Week 3 – 4 NY physician volunteers for December at Hadassah hospital

Sat eve December 23, 2023 week 3 summary

I worked harder than usual this past week at Hadassah Ein Kerem doing colonoscopies. My Monday 40- minute lecture went well, and I am giving another lecture (again in English) on Monday. I had dinner Monday evening with my med school classmate, and in another “it’s a small world” event they know Hannah Vago’s half-sister. The half-sister story is amazing, but too long to put on this missive. Ask Shari for the story. Thursday I had dinner with לי-עם, the student that Shari and I are sponsoring for her university studies at Technion. I met her boyfriend. לי-עם has to perform 130 hours of community service as part of her scholarship obligations, and in the past 2 months she worked 85 hours, mostly in agricultural fields. Very hard labor. She also runs a clearing house for the innumerable small fundraising projects in Israel, meaning she check their validity and she has already found several fundraising projects that were fraudulent.
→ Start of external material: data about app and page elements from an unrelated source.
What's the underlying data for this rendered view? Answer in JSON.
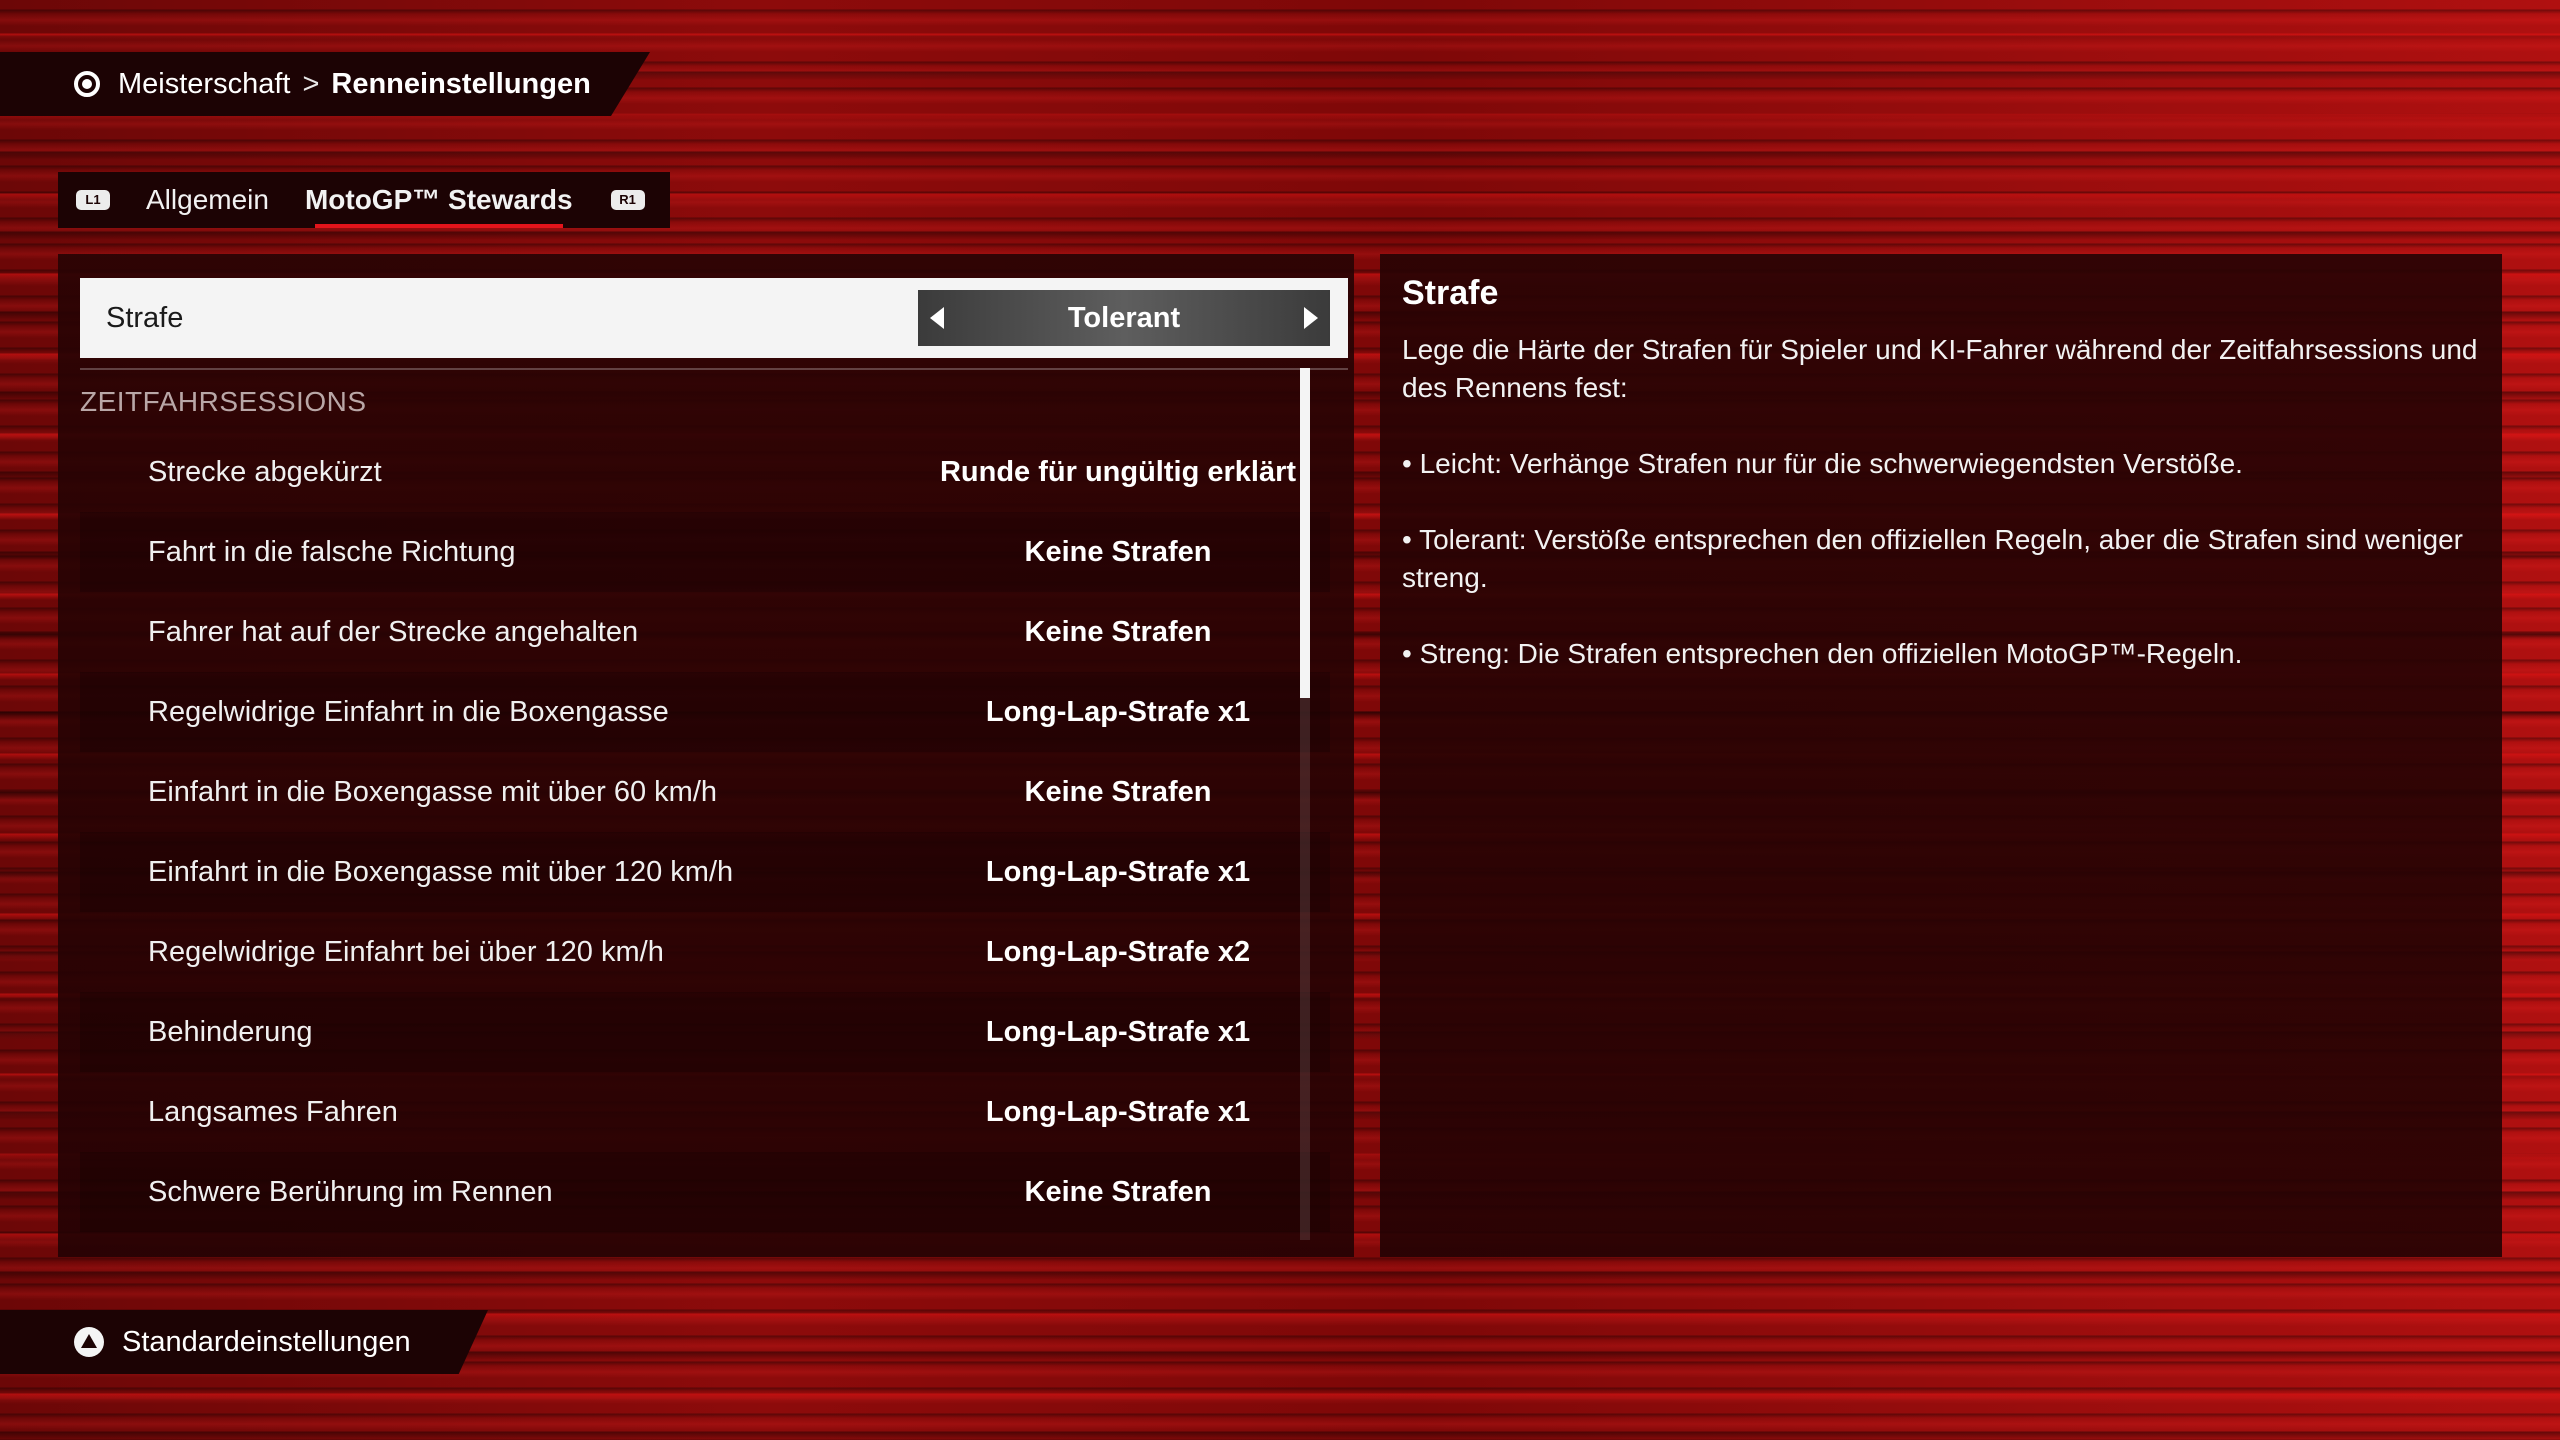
{
  "breadcrumb": {
    "parent": "Meisterschaft",
    "separator": ">",
    "current": "Renneinstellungen"
  },
  "tabs": {
    "left_button": "L1",
    "right_button": "R1",
    "items": [
      {
        "label": "Allgemein",
        "active": false
      },
      {
        "label": "MotoGP™ Stewards",
        "active": true
      }
    ]
  },
  "selected_setting": {
    "label": "Strafe",
    "value": "Tolerant"
  },
  "section": {
    "title": "ZEITFAHRSESSIONS"
  },
  "rows": [
    {
      "label": "Strecke abgekürzt",
      "value": "Runde für ungültig erklärt"
    },
    {
      "label": "Fahrt in die falsche Richtung",
      "value": "Keine Strafen"
    },
    {
      "label": "Fahrer hat auf der Strecke angehalten",
      "value": "Keine Strafen"
    },
    {
      "label": "Regelwidrige Einfahrt in die Boxengasse",
      "value": "Long-Lap-Strafe x1"
    },
    {
      "label": "Einfahrt in die Boxengasse mit über 60 km/h",
      "value": "Keine Strafen"
    },
    {
      "label": "Einfahrt in die Boxengasse mit über 120 km/h",
      "value": "Long-Lap-Strafe x1"
    },
    {
      "label": "Regelwidrige Einfahrt bei über 120 km/h",
      "value": "Long-Lap-Strafe x2"
    },
    {
      "label": "Behinderung",
      "value": "Long-Lap-Strafe x1"
    },
    {
      "label": "Langsames Fahren",
      "value": "Long-Lap-Strafe x1"
    },
    {
      "label": "Schwere Berührung im Rennen",
      "value": "Keine Strafen"
    }
  ],
  "description": {
    "title": "Strafe",
    "paragraphs": [
      "Lege die Härte der Strafen für Spieler und KI-Fahrer während der Zeitfahrsessions und des Rennens fest:",
      "• Leicht: Verhänge Strafen nur für die schwerwiegendsten Verstöße.",
      "• Tolerant: Verstöße entsprechen den offiziellen Regeln, aber die Strafen sind weniger streng.",
      "• Streng: Die Strafen entsprechen den offiziellen MotoGP™-Regeln."
    ]
  },
  "footer": {
    "label": "Standardeinstellungen"
  },
  "colors": {
    "accent": "#e3141b",
    "panel": "#280304",
    "selected_row": "#f4f4f4"
  }
}
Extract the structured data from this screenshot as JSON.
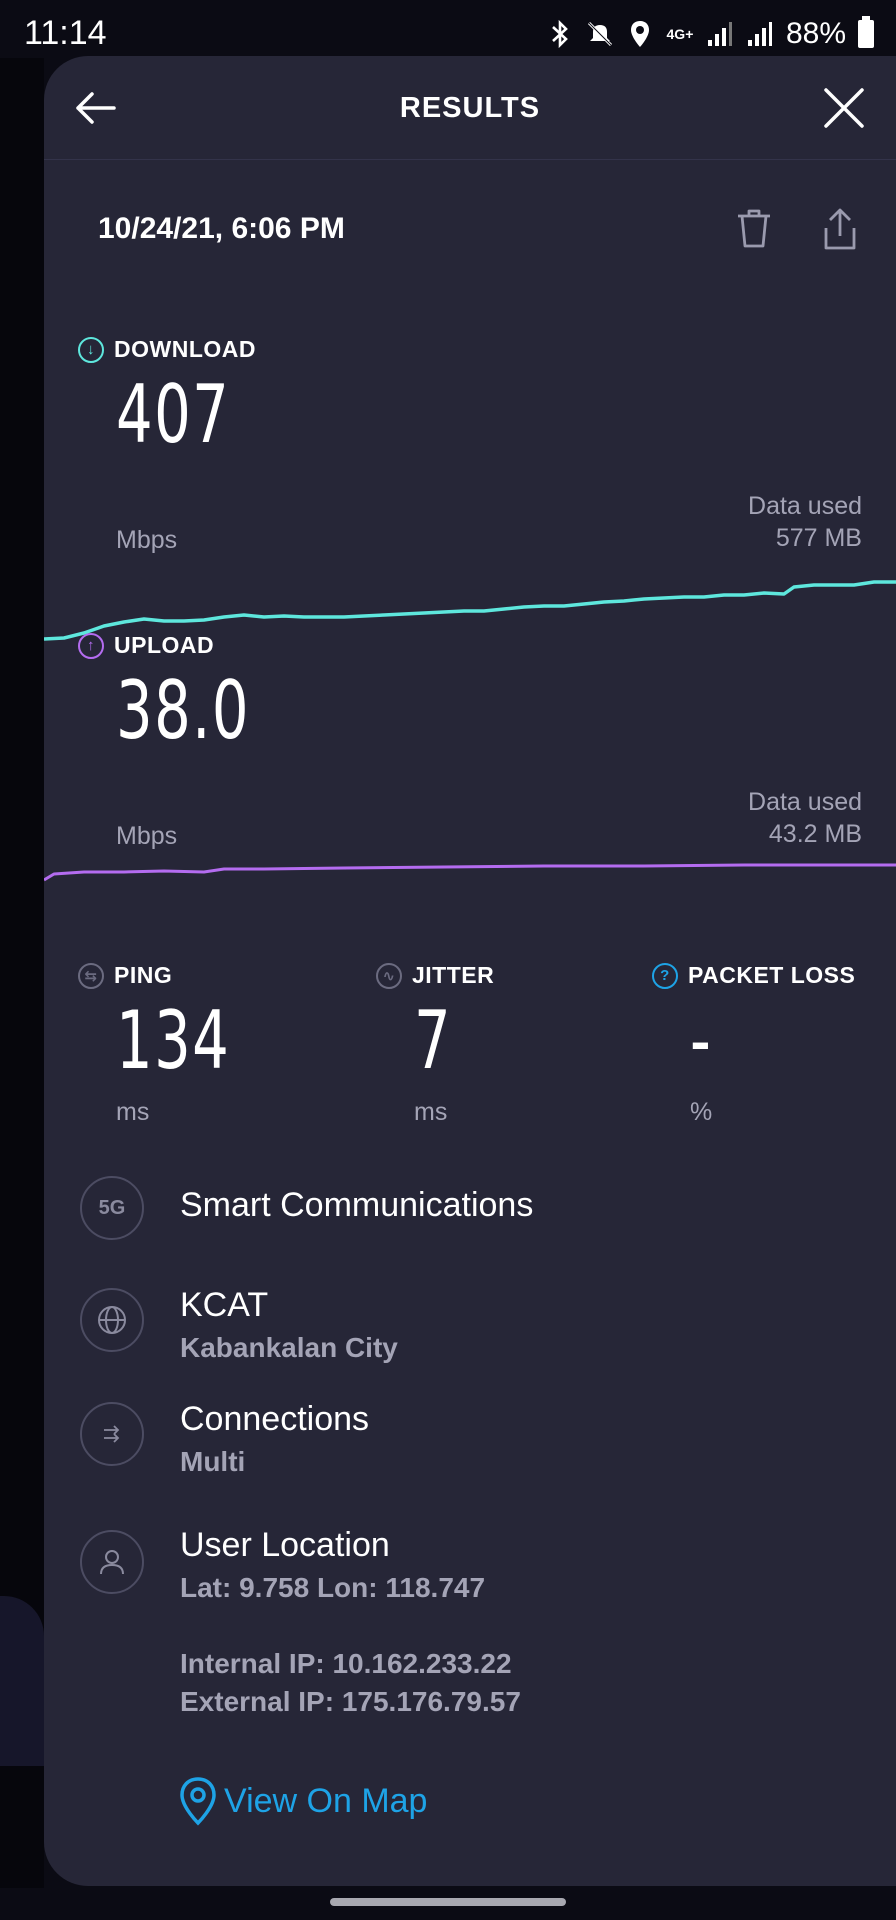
{
  "status_bar": {
    "time": "11:14",
    "network": "4G+",
    "battery": "88%"
  },
  "header": {
    "title": "RESULTS"
  },
  "result": {
    "datetime": "10/24/21, 6:06 PM"
  },
  "download": {
    "label": "DOWNLOAD",
    "value": "407",
    "unit": "Mbps",
    "data_used_label": "Data used",
    "data_used": "577 MB",
    "color": "#5ee7dd"
  },
  "upload": {
    "label": "UPLOAD",
    "value": "38.0",
    "unit": "Mbps",
    "data_used_label": "Data used",
    "data_used": "43.2 MB",
    "color": "#b46cf0"
  },
  "ping": {
    "label": "PING",
    "value": "134",
    "unit": "ms"
  },
  "jitter": {
    "label": "JITTER",
    "value": "7",
    "unit": "ms"
  },
  "packet_loss": {
    "label": "PACKET LOSS",
    "value": "-",
    "unit": "%"
  },
  "provider": {
    "badge": "5G",
    "name": "Smart Communications"
  },
  "server": {
    "name": "KCAT",
    "location": "Kabankalan City"
  },
  "connections": {
    "title": "Connections",
    "value": "Multi"
  },
  "user_location": {
    "title": "User Location",
    "coords": "Lat: 9.758 Lon: 118.747",
    "internal_ip": "Internal IP: 10.162.233.22",
    "external_ip": "External IP: 175.176.79.57"
  },
  "map_link": {
    "label": "View On Map",
    "color": "#1ea3e6"
  },
  "colors": {
    "background": "#262637",
    "secondary_text": "#a4a4b6"
  }
}
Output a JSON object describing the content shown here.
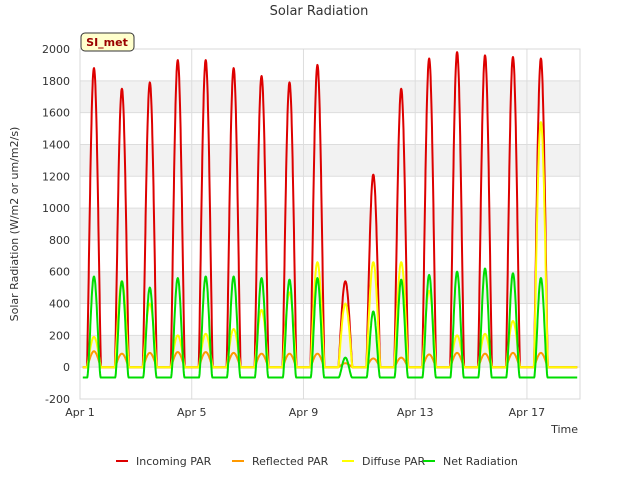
{
  "chart_data": {
    "type": "line",
    "title": "Solar Radiation",
    "xlabel": "Time",
    "ylabel": "Solar Radiation (W/m2 or um/m2/s)",
    "badge": "SI_met",
    "xlim": [
      0,
      17.9
    ],
    "ylim": [
      -200,
      2000
    ],
    "y_ticks": [
      -200,
      0,
      200,
      400,
      600,
      800,
      1000,
      1200,
      1400,
      1600,
      1800,
      2000
    ],
    "x_ticks": [
      {
        "x": 0,
        "label": "Apr 1"
      },
      {
        "x": 4,
        "label": "Apr 5"
      },
      {
        "x": 8,
        "label": "Apr 9"
      },
      {
        "x": 12,
        "label": "Apr 13"
      },
      {
        "x": 16,
        "label": "Apr 17"
      }
    ],
    "grid": true,
    "legend_position": "bottom",
    "x_units": "days from Apr 1",
    "series": [
      {
        "name": "Incoming PAR",
        "color": "#dd0000",
        "daily_peaks": [
          1880,
          1750,
          1790,
          1930,
          1930,
          1880,
          1830,
          1790,
          1900,
          540,
          1210,
          1750,
          1940,
          1980,
          1960,
          1950,
          1940
        ]
      },
      {
        "name": "Reflected PAR",
        "color": "#ff9900",
        "daily_peaks": [
          100,
          85,
          90,
          95,
          95,
          90,
          85,
          85,
          85,
          25,
          55,
          60,
          80,
          90,
          85,
          90,
          90
        ]
      },
      {
        "name": "Diffuse PAR",
        "color": "#ffff00",
        "daily_peaks": [
          190,
          540,
          400,
          200,
          210,
          240,
          360,
          470,
          660,
          400,
          660,
          660,
          480,
          200,
          210,
          290,
          1540
        ]
      },
      {
        "name": "Net Radiation",
        "color": "#00dd00",
        "daily_peaks": [
          570,
          540,
          500,
          560,
          570,
          570,
          560,
          550,
          560,
          60,
          350,
          550,
          580,
          600,
          620,
          590,
          560
        ],
        "night_value": -65
      }
    ]
  }
}
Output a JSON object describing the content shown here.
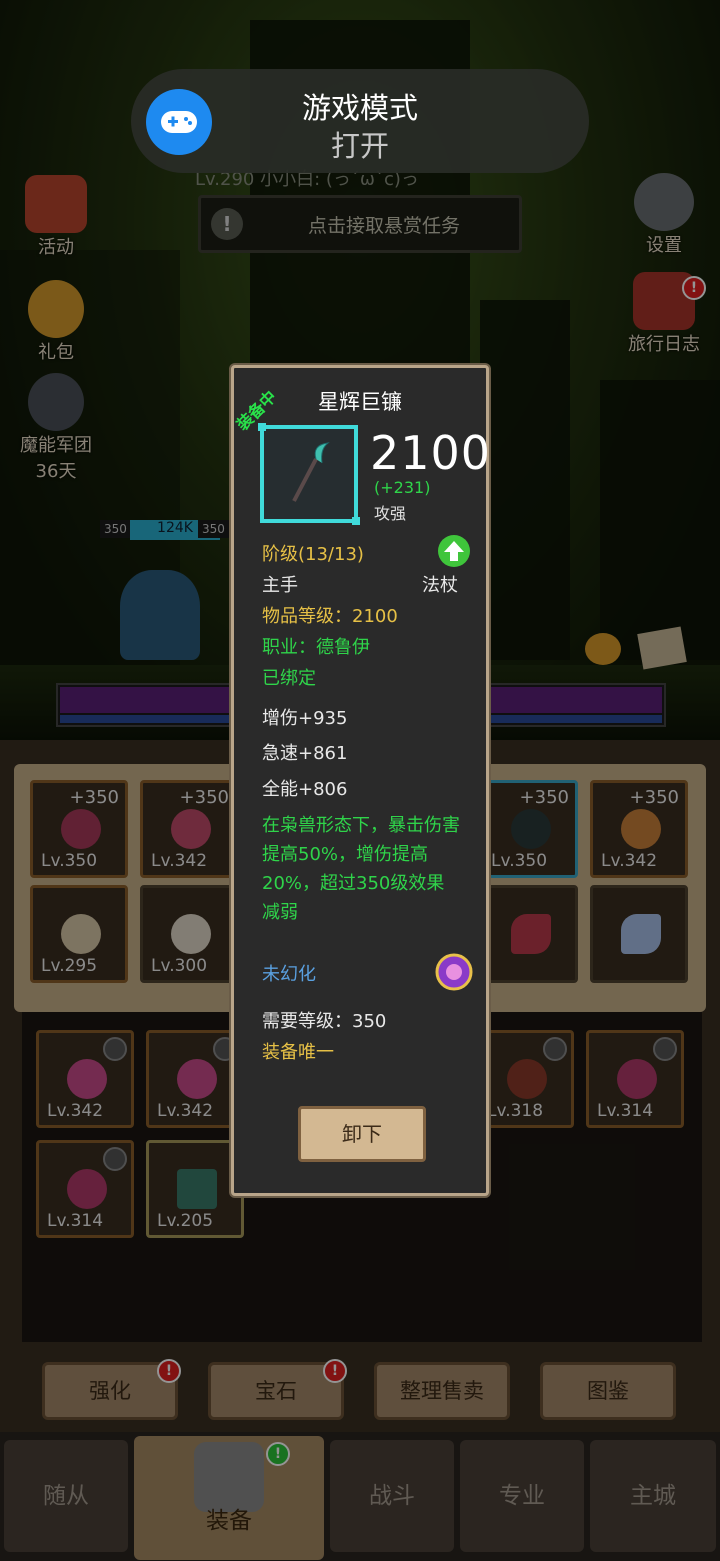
{
  "toast": {
    "title": "游戏模式",
    "subtitle": "打开",
    "icon": "gamepad-icon",
    "accent": "#1e8af0"
  },
  "header": {
    "player_info": "Lv.290 小小白: (っ´ω`c)っ",
    "quest_button": "点击接取悬赏任务"
  },
  "side_left": [
    {
      "label": "活动",
      "icon": "calendar-icon"
    },
    {
      "label": "礼包",
      "icon": "gift-icon"
    },
    {
      "label": "魔能军团",
      "icon": "legion-icon"
    },
    {
      "label": "36天",
      "icon": ""
    }
  ],
  "side_right": [
    {
      "label": "设置",
      "icon": "gear-icon"
    },
    {
      "label": "旅行日志",
      "icon": "journal-icon",
      "badge": "!"
    }
  ],
  "battle": {
    "hp_left": "350",
    "power": "124K",
    "hp_right": "350"
  },
  "equipment_slots": [
    {
      "plus": "+350",
      "level": "Lv.350",
      "style": "orange"
    },
    {
      "plus": "+350",
      "level": "Lv.342",
      "style": "orange"
    },
    {
      "plus": "+350",
      "level": "Lv.350",
      "style": "blue"
    },
    {
      "plus": "+350",
      "level": "Lv.342",
      "style": "orange"
    },
    {
      "plus": "",
      "level": "Lv.295",
      "style": "orange"
    },
    {
      "plus": "",
      "level": "Lv.300",
      "style": "dark"
    },
    {
      "plus": "",
      "level": "",
      "style": "dark"
    },
    {
      "plus": "",
      "level": "",
      "style": "dark"
    }
  ],
  "inventory": [
    {
      "level": "Lv.342"
    },
    {
      "level": "Lv.342"
    },
    {
      "level": "Lv.318"
    },
    {
      "level": "Lv.314"
    },
    {
      "level": "Lv.314"
    },
    {
      "level": "Lv.205"
    }
  ],
  "toolbar": {
    "enhance": "强化",
    "gem": "宝石",
    "sort_sell": "整理售卖",
    "codex": "图鉴"
  },
  "nav": {
    "followers": "随从",
    "equipment": "装备",
    "battle": "战斗",
    "profession": "专业",
    "main_city": "主城"
  },
  "item": {
    "equipped_tag": "装备中",
    "name": "星辉巨镰",
    "power": "2100",
    "power_delta": "(+231)",
    "power_rank": "攻强",
    "tier": "阶级(13/13)",
    "slot": "主手",
    "weapon_type": "法杖",
    "item_level": "物品等级：2100",
    "class_req": "职业：德鲁伊",
    "bound": "已绑定",
    "stats": [
      "增伤+935",
      "急速+861",
      "全能+806"
    ],
    "effect": "在枭兽形态下，暴击伤害提高50%，增伤提高20%，超过350级效果减弱",
    "transmog": "未幻化",
    "req_level": "需要等级：350",
    "unique": "装备唯一",
    "unequip_button": "卸下"
  },
  "colors": {
    "frame_gold": "#b9a58a",
    "rare_cyan": "#40dada",
    "stat_green": "#2fd44a",
    "stat_gold": "#e6c046",
    "transmog_blue": "#5aa0e0"
  }
}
Jerusalem is very peaceful, and despite the proximity of Gaza, Judea/Samaria/West bank and the Lebanese border, while I sit in my sister Mira’s beautiful apartment here I can shut myself out from all the horrible news. (Un)fortunately I have no TV here. I am beginning to think this is a blessing.
On Friday I had 2-hour stroll with friend and retired tour guide Eitan Shomron. We walked a new national park near Hadassah hospital.

עין סטף Eitan is now is now about 75 years old. He describes the war and its consequences “a million grains of sand.” He says that everyone in Israel is moving a few grains of sand. He tried to pick fruit and after 3 hours he got exhausted and had to quit. Then he tried to pack boxes but they were too heavy. He found his ideal grains of sand to move: he walks the dogs of families whose fathers are in the reserves, and the mother with young kids has no time to walk the dogs. The mothers are very, very grateful to him

For Shabbat I transitioned from a secular Shabbat last week to a religious Zionist community on Har Nof, also near the hospital. I spent the entire Shabbat there with my friend his wife and at some meals his beyond count grandchildren. The rabbi of the shul was called into Gaza for 3 + months as a tank commander. I was honored with an Aliyah to recognize my volunteer service. (During the month I have learned to adjust my kippah to the event of the day, and I go from no Kippah to knitted Kippah to black Kippah, depending on the circumstances.)

As I said in my previous weeks’ summary, there is nothing I have learned that you can’t learn by reading or listening to the news anywhere. All the people with whom I interacted with over the past few days are incredulous with the degree of antisemitism and self-hating Jews in America. Every time I try to explain the progressive left in the US, my listeners here get angrier and angrier, and I have to remind them that I am not defending the progressive left but I am merely explaining why they hate us so much. After going through this exercise a few times, I changed by brief dissertation to merely say that they are ignorant antisemites and we will never be able to change their minds. Tel Aviv seems to be the center of the demonstrations in support of the hostages, and unfortunately, I will have no time to visit there. I am reading about the pleas for the hostage families to arrange a ceasefire to free the hostages, while the families of the soldiers killed in action do not want any cease fire, as they do not want their children/husbands/fathers to have been killed in vain.

Years ago when antisemitism in France was at a peak, we all spoke about our disbelief that all the French Jews did not make Aliyah. Now that the antisemites are flooding streets of America, I talk to myself and say that I have the same feelings about American Jews. I am proud that my entire family is able to converse in Hebrew in case we are forced to go, and I am strongly considering buying a place here so that our current and future generations would have a place to go. How long I will have this feeling when I return at the end of the coming week is another story.

I am appreciating not working on Fridays, as I can accomplish everything I have to do on Friday before Shabbat starts, and on Shabbat I don’t have to think about all the things that need to be done. However, I still can’t get used to working on Sundays. I will not be working this Thursday so I can do a shopping day. I am taking orders.

Love to all

Originally published in Times of Israel